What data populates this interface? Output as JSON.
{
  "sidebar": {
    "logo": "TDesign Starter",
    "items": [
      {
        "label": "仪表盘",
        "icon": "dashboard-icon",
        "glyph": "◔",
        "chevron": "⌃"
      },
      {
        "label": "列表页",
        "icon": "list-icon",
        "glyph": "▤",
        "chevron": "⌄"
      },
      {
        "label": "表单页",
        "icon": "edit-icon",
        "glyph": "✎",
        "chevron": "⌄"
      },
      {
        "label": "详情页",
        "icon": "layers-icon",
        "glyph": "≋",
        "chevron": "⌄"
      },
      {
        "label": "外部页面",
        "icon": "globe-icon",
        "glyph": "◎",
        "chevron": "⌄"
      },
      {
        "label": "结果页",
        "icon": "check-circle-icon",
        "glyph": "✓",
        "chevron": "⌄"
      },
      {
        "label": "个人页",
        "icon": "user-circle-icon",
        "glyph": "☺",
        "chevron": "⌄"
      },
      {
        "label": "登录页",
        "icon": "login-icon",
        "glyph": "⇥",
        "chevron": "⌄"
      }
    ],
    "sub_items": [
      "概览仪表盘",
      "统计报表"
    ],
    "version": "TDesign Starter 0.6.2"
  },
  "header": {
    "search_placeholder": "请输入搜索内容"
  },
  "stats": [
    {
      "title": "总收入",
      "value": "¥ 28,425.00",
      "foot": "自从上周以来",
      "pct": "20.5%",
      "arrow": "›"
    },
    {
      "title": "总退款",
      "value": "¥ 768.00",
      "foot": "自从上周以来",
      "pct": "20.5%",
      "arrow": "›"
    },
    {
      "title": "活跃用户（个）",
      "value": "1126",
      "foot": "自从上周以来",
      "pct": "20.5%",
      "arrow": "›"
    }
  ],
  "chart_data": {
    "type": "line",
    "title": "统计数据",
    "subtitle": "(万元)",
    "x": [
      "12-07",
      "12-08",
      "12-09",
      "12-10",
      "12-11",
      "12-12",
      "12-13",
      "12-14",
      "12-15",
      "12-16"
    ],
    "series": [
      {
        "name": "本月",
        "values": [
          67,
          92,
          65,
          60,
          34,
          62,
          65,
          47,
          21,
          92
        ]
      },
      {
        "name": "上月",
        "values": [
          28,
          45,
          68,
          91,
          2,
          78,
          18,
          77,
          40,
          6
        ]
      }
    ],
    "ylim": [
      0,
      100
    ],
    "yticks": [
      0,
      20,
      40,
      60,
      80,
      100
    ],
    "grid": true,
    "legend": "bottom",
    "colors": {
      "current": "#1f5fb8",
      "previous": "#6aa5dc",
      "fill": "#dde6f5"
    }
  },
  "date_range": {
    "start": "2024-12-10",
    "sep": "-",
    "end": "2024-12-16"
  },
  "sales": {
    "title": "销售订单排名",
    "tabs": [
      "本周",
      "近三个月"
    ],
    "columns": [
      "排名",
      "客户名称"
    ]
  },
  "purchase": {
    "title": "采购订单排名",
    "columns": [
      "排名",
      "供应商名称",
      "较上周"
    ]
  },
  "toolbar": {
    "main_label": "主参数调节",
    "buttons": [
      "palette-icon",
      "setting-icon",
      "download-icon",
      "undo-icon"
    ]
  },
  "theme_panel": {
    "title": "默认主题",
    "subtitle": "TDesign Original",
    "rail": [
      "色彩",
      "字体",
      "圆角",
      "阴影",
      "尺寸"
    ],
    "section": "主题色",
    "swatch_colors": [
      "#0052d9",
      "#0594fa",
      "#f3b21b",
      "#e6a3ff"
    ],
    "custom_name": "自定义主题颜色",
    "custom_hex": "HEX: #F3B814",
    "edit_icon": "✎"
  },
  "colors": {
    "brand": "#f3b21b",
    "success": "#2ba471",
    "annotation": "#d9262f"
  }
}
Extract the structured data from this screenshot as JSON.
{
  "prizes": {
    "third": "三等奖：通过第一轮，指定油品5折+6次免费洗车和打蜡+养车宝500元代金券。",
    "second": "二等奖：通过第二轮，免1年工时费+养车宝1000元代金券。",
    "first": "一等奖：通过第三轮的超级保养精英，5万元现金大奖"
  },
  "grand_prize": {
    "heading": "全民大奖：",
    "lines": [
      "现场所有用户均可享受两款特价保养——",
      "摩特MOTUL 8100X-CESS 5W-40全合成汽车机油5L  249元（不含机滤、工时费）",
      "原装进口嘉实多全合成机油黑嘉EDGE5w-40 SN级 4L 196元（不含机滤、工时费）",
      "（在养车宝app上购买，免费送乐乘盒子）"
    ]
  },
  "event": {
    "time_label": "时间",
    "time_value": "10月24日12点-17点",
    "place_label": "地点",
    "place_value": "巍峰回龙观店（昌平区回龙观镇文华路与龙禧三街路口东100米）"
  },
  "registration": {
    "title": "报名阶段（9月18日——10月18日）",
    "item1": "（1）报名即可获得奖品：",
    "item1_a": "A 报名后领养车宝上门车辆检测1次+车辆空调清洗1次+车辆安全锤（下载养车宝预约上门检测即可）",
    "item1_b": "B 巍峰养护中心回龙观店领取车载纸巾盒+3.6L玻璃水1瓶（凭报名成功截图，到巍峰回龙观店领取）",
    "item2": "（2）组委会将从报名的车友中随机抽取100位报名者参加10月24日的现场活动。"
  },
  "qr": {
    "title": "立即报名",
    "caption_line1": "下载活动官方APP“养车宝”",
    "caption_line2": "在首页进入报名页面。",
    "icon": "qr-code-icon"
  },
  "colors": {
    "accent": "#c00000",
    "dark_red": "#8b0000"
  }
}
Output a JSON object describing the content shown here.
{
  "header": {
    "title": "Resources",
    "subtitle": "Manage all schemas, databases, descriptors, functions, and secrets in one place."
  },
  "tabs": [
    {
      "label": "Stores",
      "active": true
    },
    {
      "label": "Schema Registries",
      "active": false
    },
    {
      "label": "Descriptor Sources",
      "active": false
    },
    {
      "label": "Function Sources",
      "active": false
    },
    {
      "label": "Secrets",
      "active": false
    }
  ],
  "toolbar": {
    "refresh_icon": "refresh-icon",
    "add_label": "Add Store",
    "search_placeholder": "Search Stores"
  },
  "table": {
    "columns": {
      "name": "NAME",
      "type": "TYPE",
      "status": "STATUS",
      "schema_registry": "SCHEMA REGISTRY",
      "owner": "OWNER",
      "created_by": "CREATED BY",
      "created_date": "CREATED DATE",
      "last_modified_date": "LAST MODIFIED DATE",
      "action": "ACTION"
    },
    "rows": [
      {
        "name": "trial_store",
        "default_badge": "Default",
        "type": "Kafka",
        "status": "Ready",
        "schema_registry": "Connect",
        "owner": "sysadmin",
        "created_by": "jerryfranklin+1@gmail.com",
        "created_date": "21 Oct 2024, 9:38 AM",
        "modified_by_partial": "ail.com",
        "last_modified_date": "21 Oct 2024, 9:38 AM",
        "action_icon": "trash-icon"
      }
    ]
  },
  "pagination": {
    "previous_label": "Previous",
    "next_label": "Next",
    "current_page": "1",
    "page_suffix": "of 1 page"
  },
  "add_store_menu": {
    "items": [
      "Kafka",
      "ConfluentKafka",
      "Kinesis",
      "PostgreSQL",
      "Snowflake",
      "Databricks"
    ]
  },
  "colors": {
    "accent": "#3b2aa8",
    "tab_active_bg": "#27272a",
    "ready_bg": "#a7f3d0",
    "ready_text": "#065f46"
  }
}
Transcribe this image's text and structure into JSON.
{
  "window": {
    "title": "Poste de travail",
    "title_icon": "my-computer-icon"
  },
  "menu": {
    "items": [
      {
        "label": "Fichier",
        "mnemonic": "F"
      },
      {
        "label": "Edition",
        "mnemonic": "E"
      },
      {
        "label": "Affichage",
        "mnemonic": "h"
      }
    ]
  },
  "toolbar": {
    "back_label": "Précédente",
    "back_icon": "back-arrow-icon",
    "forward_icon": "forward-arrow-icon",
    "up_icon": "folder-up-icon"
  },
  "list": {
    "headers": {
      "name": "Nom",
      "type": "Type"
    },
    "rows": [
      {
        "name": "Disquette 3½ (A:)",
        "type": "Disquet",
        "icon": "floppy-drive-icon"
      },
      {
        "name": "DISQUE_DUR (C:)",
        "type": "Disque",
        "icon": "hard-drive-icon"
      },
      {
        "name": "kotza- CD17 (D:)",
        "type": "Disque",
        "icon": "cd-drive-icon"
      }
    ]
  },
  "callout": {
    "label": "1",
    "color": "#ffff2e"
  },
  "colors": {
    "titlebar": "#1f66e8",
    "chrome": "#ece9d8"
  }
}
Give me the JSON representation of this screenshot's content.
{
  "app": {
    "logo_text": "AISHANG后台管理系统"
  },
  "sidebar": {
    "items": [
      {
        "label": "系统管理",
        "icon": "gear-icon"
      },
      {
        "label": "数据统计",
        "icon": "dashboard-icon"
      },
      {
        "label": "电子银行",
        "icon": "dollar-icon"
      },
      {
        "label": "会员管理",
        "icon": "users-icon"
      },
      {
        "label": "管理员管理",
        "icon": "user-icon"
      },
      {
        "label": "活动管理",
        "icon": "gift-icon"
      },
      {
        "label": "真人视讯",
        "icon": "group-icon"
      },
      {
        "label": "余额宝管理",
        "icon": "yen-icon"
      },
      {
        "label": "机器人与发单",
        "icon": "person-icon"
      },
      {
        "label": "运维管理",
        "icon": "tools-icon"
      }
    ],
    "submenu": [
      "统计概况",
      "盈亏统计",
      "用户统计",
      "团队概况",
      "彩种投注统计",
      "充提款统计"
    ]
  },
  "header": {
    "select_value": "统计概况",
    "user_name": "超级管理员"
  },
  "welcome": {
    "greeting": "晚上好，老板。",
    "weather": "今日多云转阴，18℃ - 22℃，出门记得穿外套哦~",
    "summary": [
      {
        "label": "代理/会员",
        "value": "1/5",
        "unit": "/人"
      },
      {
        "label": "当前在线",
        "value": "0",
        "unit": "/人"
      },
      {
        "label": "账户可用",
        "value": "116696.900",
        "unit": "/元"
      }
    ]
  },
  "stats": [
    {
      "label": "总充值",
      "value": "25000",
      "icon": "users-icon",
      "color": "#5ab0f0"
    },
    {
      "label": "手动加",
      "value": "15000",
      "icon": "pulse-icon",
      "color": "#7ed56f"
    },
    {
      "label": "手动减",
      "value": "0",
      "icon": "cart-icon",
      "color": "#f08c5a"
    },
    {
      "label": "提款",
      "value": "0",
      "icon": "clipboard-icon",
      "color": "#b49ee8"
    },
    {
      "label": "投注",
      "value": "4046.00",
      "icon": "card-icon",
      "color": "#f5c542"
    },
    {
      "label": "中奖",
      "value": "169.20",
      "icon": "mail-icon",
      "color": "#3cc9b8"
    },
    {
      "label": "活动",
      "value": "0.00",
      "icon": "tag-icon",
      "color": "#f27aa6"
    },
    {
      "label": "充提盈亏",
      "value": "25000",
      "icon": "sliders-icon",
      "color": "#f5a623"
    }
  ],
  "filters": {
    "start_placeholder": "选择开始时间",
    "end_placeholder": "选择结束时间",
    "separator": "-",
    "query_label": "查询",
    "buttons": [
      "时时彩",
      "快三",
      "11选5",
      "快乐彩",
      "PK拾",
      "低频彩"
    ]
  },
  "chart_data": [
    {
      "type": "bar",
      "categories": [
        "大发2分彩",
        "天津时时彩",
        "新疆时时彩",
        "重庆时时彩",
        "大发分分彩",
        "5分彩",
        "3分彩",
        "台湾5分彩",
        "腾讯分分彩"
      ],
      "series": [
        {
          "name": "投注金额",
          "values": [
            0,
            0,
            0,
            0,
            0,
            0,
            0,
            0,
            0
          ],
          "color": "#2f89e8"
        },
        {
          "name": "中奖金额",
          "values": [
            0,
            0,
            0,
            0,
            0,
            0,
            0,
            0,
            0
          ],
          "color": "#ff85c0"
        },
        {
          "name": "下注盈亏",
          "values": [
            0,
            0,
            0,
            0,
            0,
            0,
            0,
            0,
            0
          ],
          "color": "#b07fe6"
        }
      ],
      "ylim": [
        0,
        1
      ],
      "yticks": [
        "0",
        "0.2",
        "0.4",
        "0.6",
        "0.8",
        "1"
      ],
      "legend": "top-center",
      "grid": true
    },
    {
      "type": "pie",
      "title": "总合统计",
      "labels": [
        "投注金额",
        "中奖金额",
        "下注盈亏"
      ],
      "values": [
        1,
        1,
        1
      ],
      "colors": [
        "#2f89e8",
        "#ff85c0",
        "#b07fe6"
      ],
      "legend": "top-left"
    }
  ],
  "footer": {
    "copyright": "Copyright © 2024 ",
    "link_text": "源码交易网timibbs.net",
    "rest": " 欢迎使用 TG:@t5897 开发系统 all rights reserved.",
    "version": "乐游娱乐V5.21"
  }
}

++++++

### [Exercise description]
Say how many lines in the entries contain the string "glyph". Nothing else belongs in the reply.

### [Response box]
8